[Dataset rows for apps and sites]
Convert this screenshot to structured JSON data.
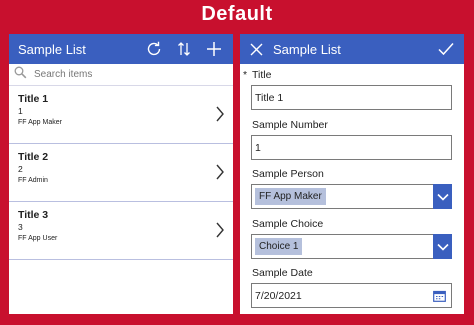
{
  "banner": {
    "title": "Default"
  },
  "colors": {
    "accent": "#3a5fbf",
    "frame": "#c8102e",
    "chip": "#b5c0dc"
  },
  "list": {
    "title": "Sample List",
    "icons": [
      "refresh-icon",
      "sort-icon",
      "add-icon"
    ],
    "search_placeholder": "Search items",
    "items": [
      {
        "title": "Title 1",
        "number": "1",
        "person": "FF App Maker"
      },
      {
        "title": "Title 2",
        "number": "2",
        "person": "FF Admin"
      },
      {
        "title": "Title 3",
        "number": "3",
        "person": "FF App User"
      }
    ]
  },
  "form": {
    "title": "Sample List",
    "icons": [
      "close-icon",
      "checkmark-icon"
    ],
    "required_marker": "*",
    "fields": {
      "title": {
        "label": "Title",
        "value": "Title 1"
      },
      "number": {
        "label": "Sample Number",
        "value": "1"
      },
      "person": {
        "label": "Sample Person",
        "value": "FF App Maker"
      },
      "choice": {
        "label": "Sample Choice",
        "value": "Choice 1"
      },
      "date": {
        "label": "Sample Date",
        "value": "7/20/2021"
      }
    }
  }
}
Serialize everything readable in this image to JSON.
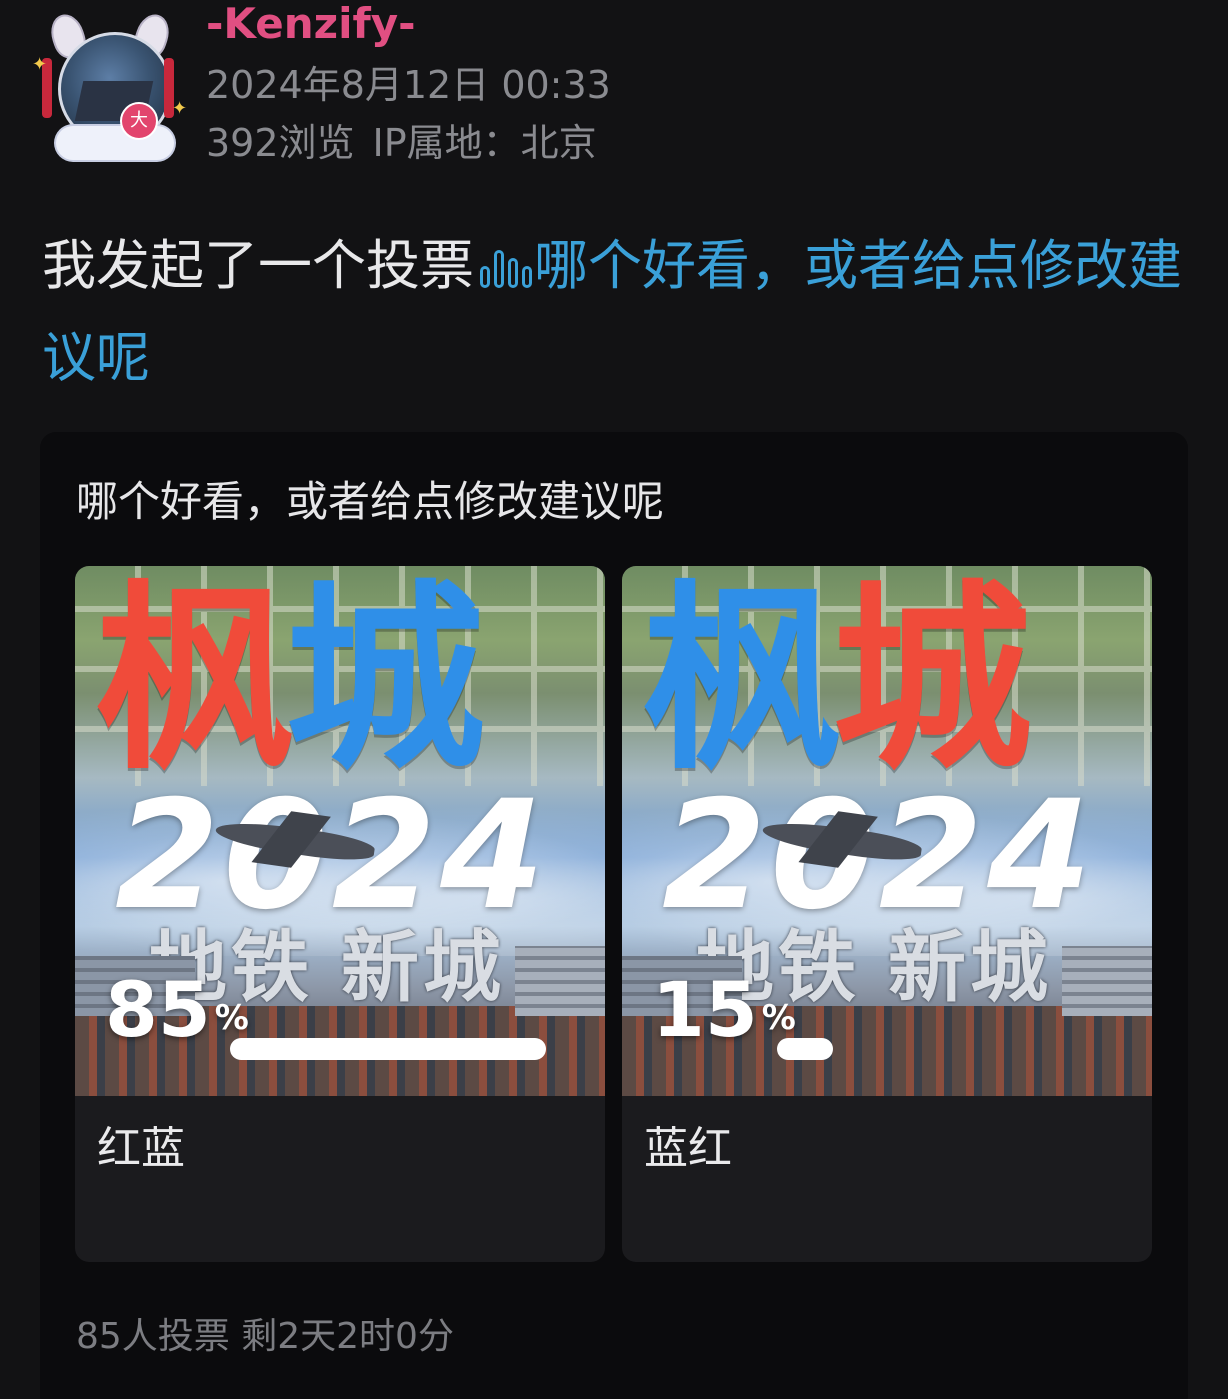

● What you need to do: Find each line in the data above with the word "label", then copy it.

● Output:
        "label": "Title",
        "label": "Sample Number",
        "label": "Sample Person",
        "label": "Sample Choice",
        "label": "Sample Date",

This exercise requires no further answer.